Mission Waco has raised $185,000 in its quest to convert a long-vacant Safeway building in North Waco into the Jubilee Food Market, where residents living in a food desert can find merchandise at reasonable prices.
“The phones have lit up,” said Jimmy Dorrell, executive director of the nonprofit headquartered at North 15th Street and Colcord Avenue, right across the street from the old Safeway building.
Mission Waco is trying to raise $488,000 for the building’s transformation into a community asset.
Dorrell went public with plans earlier this month to sell “Oasis shares” in the venture. For every $25 contributed to the cause, donors receive a certificate of stock and the appreciation of a neighborhood dominated by high-priced convenience stores.
Since then, Dorrell said, “donors from all over Waco and as far away as Maine” have called or sent emails to make donations.
“Almost daily, there have been online gifts and mailed checks from compassionate folks who are learning about a national phenomenon that recognizes mega-grocery stores are moving to the edges of cities and abandoning urban neighborhoods,” Dorrell said.
Mission Waco now has pledges totaling about 38 percent of the estimated cost of proceeding with remodeling the 6,500-square-foot building, acquiring start-up supplies and creating a hydroponic greenhouse for raising fresh produce on the site of a vacant house at 1509 N. 15th Street that volunteers are demolishing.
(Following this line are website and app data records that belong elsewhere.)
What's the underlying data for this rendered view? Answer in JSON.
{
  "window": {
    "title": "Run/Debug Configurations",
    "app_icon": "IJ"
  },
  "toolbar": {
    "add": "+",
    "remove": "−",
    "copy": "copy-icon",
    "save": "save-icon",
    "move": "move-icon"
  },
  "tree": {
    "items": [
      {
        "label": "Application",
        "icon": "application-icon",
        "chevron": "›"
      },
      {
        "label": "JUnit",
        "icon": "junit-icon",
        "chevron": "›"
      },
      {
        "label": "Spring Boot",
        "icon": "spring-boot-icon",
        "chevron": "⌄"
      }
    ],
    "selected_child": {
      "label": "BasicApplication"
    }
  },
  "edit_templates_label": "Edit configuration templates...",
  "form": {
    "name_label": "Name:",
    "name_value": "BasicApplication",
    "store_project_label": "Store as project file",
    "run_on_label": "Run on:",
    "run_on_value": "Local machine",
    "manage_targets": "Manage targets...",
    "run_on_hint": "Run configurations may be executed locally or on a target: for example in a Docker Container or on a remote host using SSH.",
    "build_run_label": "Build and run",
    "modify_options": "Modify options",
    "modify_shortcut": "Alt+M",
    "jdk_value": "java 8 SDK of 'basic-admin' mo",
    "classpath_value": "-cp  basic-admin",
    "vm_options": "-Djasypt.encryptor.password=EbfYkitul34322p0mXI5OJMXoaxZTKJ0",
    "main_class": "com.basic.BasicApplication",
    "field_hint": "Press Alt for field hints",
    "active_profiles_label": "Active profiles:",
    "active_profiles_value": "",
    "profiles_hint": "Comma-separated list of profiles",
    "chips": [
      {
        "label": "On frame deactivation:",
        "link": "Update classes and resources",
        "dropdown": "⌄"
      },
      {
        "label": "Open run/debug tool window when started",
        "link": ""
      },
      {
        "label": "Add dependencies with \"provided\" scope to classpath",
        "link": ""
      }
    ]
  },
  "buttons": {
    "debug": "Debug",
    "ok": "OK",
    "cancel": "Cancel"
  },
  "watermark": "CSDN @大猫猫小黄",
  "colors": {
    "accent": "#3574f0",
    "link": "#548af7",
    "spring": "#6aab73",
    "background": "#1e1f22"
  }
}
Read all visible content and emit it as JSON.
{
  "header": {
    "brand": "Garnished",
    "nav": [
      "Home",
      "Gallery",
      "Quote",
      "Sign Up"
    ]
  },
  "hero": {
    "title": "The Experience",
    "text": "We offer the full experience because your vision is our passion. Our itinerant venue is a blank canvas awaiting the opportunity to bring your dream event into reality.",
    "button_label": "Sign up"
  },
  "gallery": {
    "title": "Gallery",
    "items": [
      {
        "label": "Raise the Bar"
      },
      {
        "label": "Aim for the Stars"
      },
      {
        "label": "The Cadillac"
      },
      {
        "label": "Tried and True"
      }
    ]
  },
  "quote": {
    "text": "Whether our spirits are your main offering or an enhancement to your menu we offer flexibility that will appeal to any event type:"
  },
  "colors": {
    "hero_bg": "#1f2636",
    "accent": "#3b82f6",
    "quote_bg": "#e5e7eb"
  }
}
Work will progress in phases as the money is raised, and the store opening before year’s end is not out of the question, Dorrell said.
Grant falls through
But countering the good news was a decision by the city of Waco staff not to recommend the Jubilee Food Market for a $150,000 federal Community Development Block Grant administered by the Waco City Council.
The staff had invited Mission Waco to apply for the funds, which are targeted to low-income areas, but later decided the project might prove risky and would reflect poorly on the city and its decision-making process if the store fails to materialize.
Dorrell has said he may pursue other grants, with funding from the U.S. Department of Agriculture a possibility.
Volunteers and church groups already have begun removing walls, old ceiling tiles and bathroom fixtures in the decades-old building in preparation for extensive remodeling that could begin as early as May, Dorrell said. Mission Waco has received commitments of voluntary labor from carpenters, painters, masons and installers of mechanical and heating and air-conditioning systems, he said. The undertaking still needs the help of plumbers, electricians and flooring technicians.
Anyone interested in lending their expertise and handiwork free of charge or at reduced rates is asked to contact Mission Waco.
Waco’s Christian Mission Concerns has pledged to provide more than 10 percent of the needed funds, $25,000 this year and the same amount next year.
Those purchasing stock will receive quarterly reports on the status of the project and are welcome to take part in annual shareholders meetings, Dorrell said. They also will receive a free Oasis Club card that entitles them to special discounts in the store, which could open by fall, depending on the progress of fundraising.
Investors buying a minimum of 50 shares, valued at $1,250, will have their names placed on the Founder’s Board located in a prominent place inside the Jubilee Food Market. Mission Waco has established four levels of giving that include Bronze, $2,250; Silver, $5,000; Gold, $10,000; and Platinum, $15,000.
Residents who live in the 76707 ZIP code near the Mission Waco complex will receive something comparable to a Sam’s Club card they may use to save money on purchases. That zone falls within a mile radius of the store and stretches between North 25th Street, Lake Brazos, Herring Avenue and Waco Drive.
Dorrell said he has made inquiries about acquiring grocery products from Houston-based McLane Global, an international food service company owned by Temple businessman and billionaire Drayton McLane Jr., namesake for Baylor University’s new football stadium.
The company plans to do business with Mission Waco, McLane Global Chairman Mike Julian said.
“We are a global trading company, and we have products Jimmy will eventually stock in his store,” Julian said. “If what he needs is something we provide, we have agreed to do business. We provide a number of what’s called center-of-store grocery items, including canned products and packaged products. We don’t provide meat or produce, but we do carry goods from all over the United States and all over the world.”
Mission Waco operates the World Cup Café and Fair Trade Market, Jubilee Theatre and the Urban Edibles food trailer. It bought the old Safeway building and surveyed area residents about what it should become, with the overwhelming majority saying they would like to have a grocery store.